Located in downtown Toronto, Ryerson’s school of fashion is the oldest fashion programme in Canada. Ryerson is highly competitive and has a low acceptance rate of sixteen percent for fashion design and fourteen percent for fashion communication programmes. All undergraduate students are required to complete four hundred hours of fashion industry internships between the second and final years of study, and third year students can apply for international exchange programmes. Students scored the university very high for both business and marketing aspects in their studies. Graduate courses are small in size and, overall, students praised the high international diversity of the student body. Students were dissatisfied by careers services, which are somewhat limited by the smaller scale of the Canadian fashion industry.
Undergraduate, Fashion Ranking 2015
Full-time fashion students
Student : Teacher ratio
15:1 including part time lecturers
16% for Bdes Fashion Design, 14% Bdes Fashion Communication
"It was an eye opening experience and taught me a variety of skills across all facets of fashion that make me stand out as a job candidate today. The professors were always available to their students and encouraged us to solve problems on our own using whatever resources are available, ultimately providing the greatest learning experience."
"Very diverse classes and amazing teachers. Throughout the years, I've managed to learn how to utilise various skills (management, design tools, software applications, etc.) applicable to fashion, technology and business. All of these skills I've learnt continue to help me in cultivating my career path."
"I enjoyed the fashion school experience, but I wish I had the experiences many of my friends based in New York at FIT or Parsons had. The Toronto circuit is smaller and seldom offers employment opportunities."

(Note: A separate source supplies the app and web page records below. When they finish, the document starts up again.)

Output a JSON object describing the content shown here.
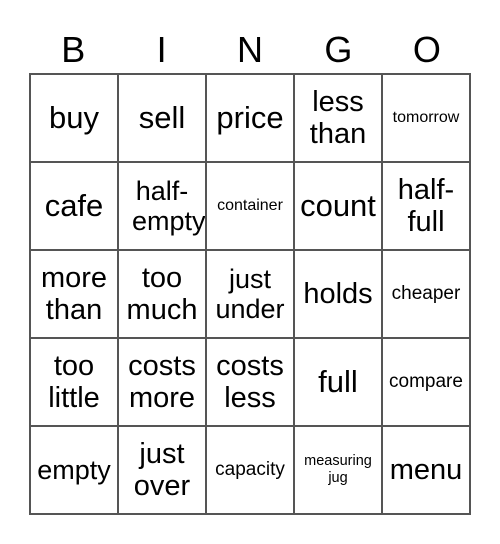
{
  "header": [
    "B",
    "I",
    "N",
    "G",
    "O"
  ],
  "cells": [
    {
      "text": "buy",
      "size": "xl"
    },
    {
      "text": "sell",
      "size": "xl"
    },
    {
      "text": "price",
      "size": "xl"
    },
    {
      "text": "less than",
      "size": "l"
    },
    {
      "text": "tomorrow",
      "size": "xs"
    },
    {
      "text": "cafe",
      "size": "xl"
    },
    {
      "text": "half-empty",
      "size": "m"
    },
    {
      "text": "container",
      "size": "xs"
    },
    {
      "text": "count",
      "size": "xl"
    },
    {
      "text": "half-full",
      "size": "l"
    },
    {
      "text": "more than",
      "size": "l"
    },
    {
      "text": "too much",
      "size": "l"
    },
    {
      "text": "just under",
      "size": "m"
    },
    {
      "text": "holds",
      "size": "l"
    },
    {
      "text": "cheaper",
      "size": "s"
    },
    {
      "text": "too little",
      "size": "l"
    },
    {
      "text": "costs more",
      "size": "l"
    },
    {
      "text": "costs less",
      "size": "l"
    },
    {
      "text": "full",
      "size": "xl"
    },
    {
      "text": "compare",
      "size": "s"
    },
    {
      "text": "empty",
      "size": "m"
    },
    {
      "text": "just over",
      "size": "l"
    },
    {
      "text": "capacity",
      "size": "s"
    },
    {
      "text": "measuring jug",
      "size": "xxs"
    },
    {
      "text": "menu",
      "size": "l"
    }
  ]
}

"I learned a ton of technical knowledge (textiles, draping, pattern drafting etc) that puts me far ahead of many of the creative-only type schools (for example Parsons) in positions other than design."

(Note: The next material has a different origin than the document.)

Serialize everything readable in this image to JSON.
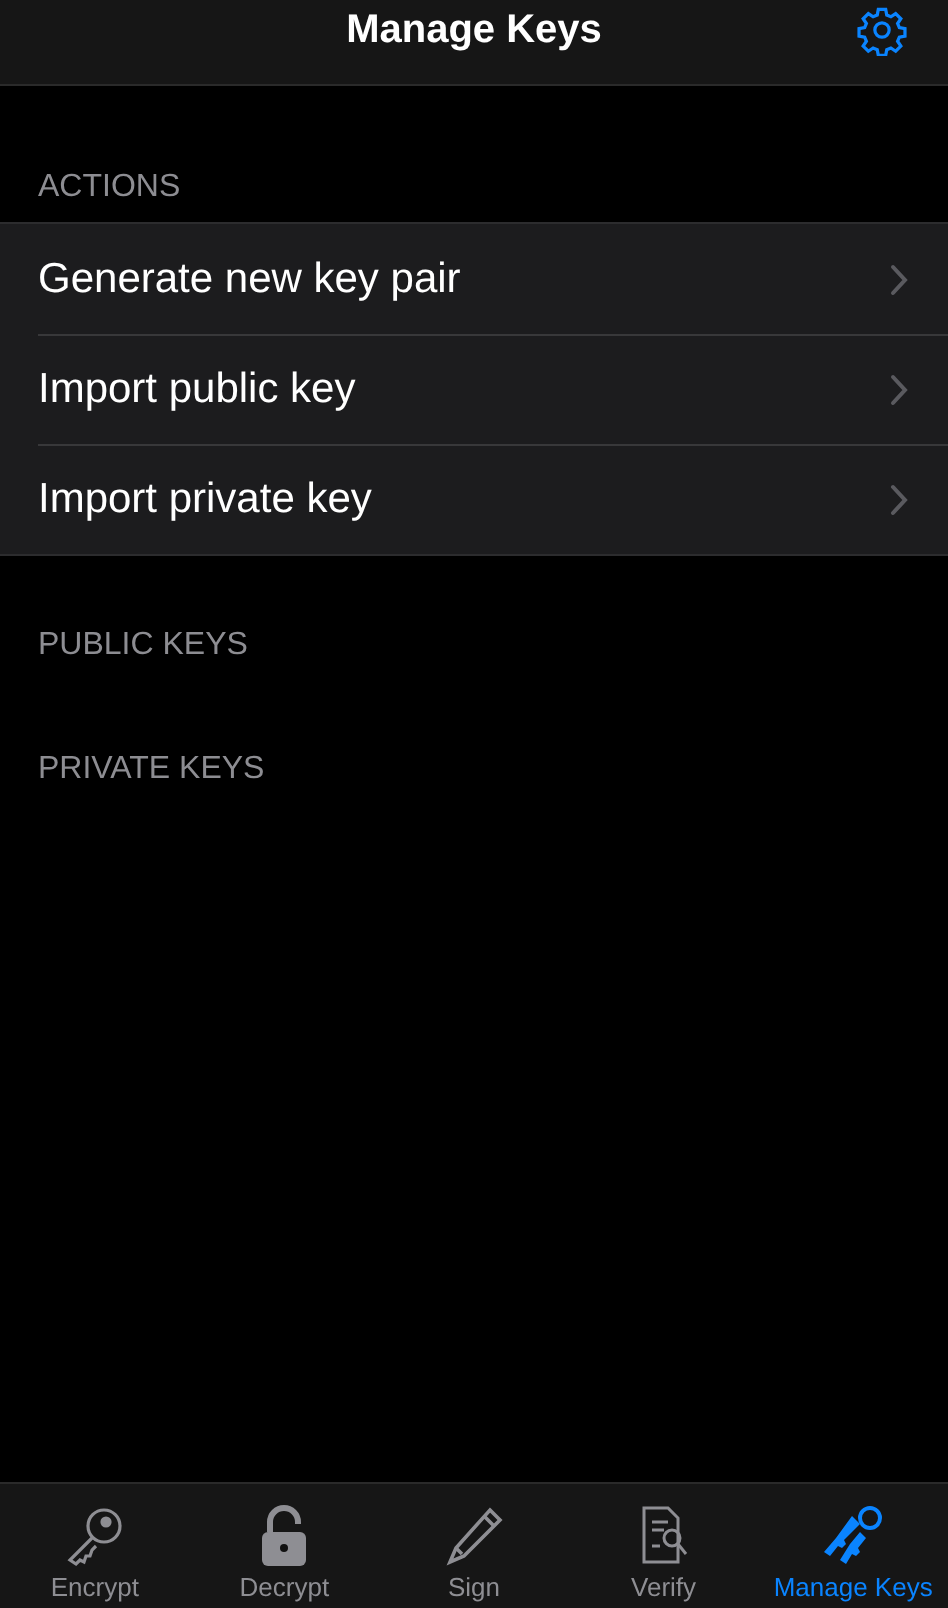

"The school doesn't teach you how to become a star, it teaches kids how to do the job and be the best at it."
"The school is very technical and does not focus on the creative process. I wish they had more professors to help develop your own creative process."

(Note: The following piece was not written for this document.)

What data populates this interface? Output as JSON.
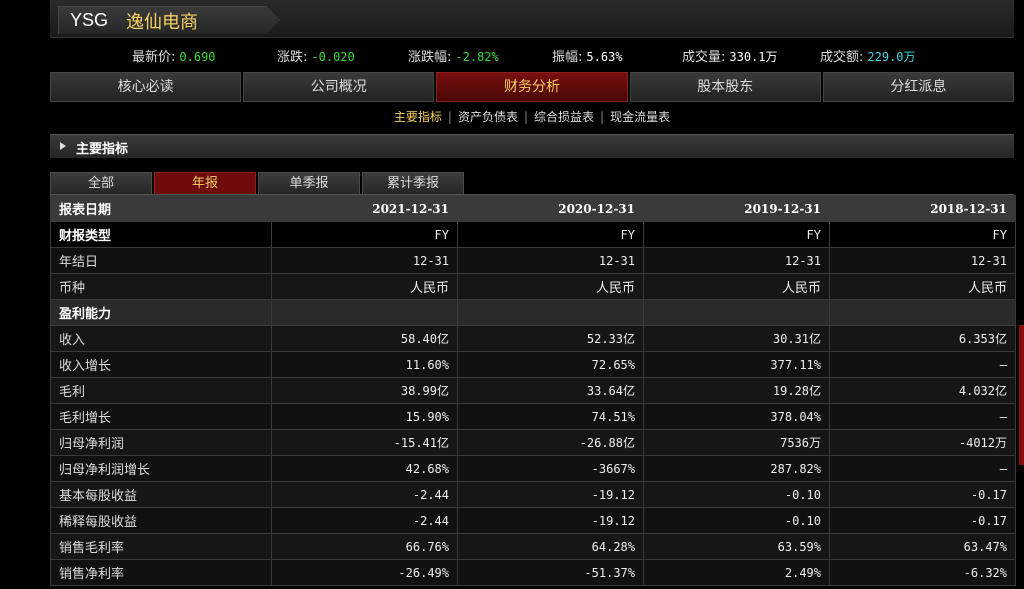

Full Undergraduate, Fashion Ranking
The Business of Fashion's global fashion school rankings aim to provide an objective assessment of the top undergraduate and graduate fashion programmes around the world.